Housing Inventory Continues to Drop, Prices Holding Firm

November 21, 2011 (Chris Moore)

The inventory of available homes for sale in the United States continued to dwindle in October, falling for the fifth consecutive month, according to the latest data housing of 146 metro areas released by Realtor.com

Total listings of existing homes declined 3.48 percent from September with a total of 2,116,794 single-family homes, condos, townhomes, and co-ops listed for sale in October compared to 2,193,170 in September. The number of homes listed for sale in October was 20.77 percent lower than a year ago.

The median list price for an existing home in October was $189,900, down 0.05 percent from the median list price of $190,000 posted in September. The median list price has remained virtually unchanged since June and is 2.65 percent higher than in October 2010.

The area with the largest year-over-year decline in the median list price, for the fourth consecutive month, was Chicago where the median list price was 12.6 percent lower than in October of 2010. Detroit had the second largest decline of 10.9 percent, followed by Las Vegas with a decline of 10.4 percent, Atlanta with a decline of 8.6 percent, and the Los Angeles-Long Beach area, which posted an annual decline of 7.0 percent.

The area with the largest year-over-year increase in the median list price, for the fifth consecutive month, was the Fort Myers-Cape Coral, FL, area where the median list price was 32.81 percent higher than in October of last year. Miami continued to run a close second with an annual median list price increase of 25.06 percent, followed by Naples, FL, with an increase of 23.91 percent, Sarasota-Bradenton, FL, with a 17.5% percent increase, and Punta Gorda, FL, with a 16.62 percent annual median list price increase.

Of the top 20 markets that posted an annual increase in median list price, metro areas in Florida captured ten of those top spots.

The average number of days that an existing home spent on the market climbed to 110 in October compared to 107 days in September, which was just slightly less than October of last year. Eighty-four out of the 146 metropolitan areas required 100 days or more to sell a home, up from 77 in September.

Residents selling their homes in the southern region of South Carolina continued to wait the longest to sell their homes, averaging 185 days on the market, up from 177 days the previous month. Residents in Oakland had the shortest wait, averaging 49 days on the market.

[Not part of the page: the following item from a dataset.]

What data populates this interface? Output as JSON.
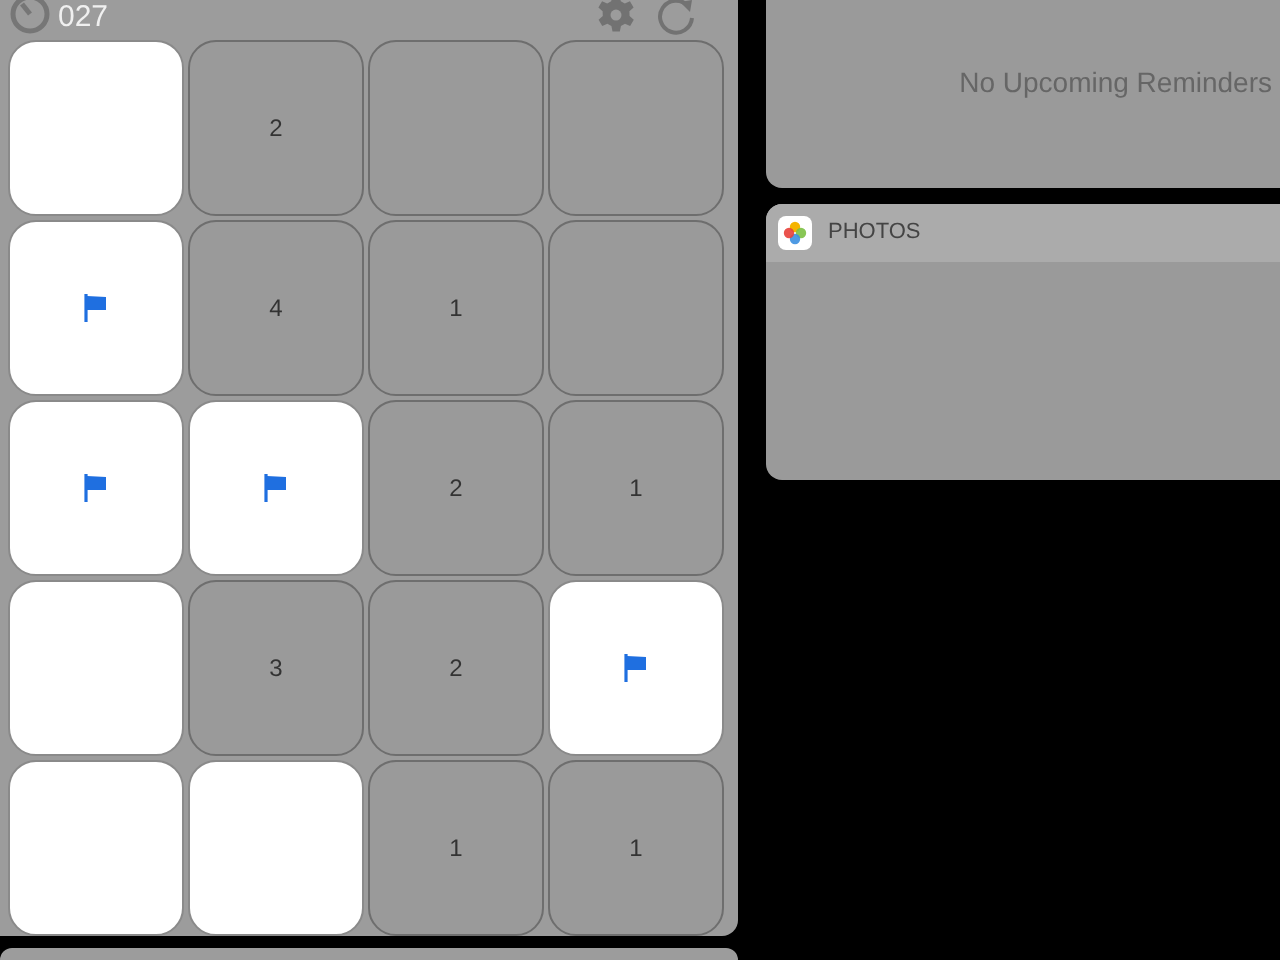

Tags: housing inventory, listed homes, home prices, median sales price, average list price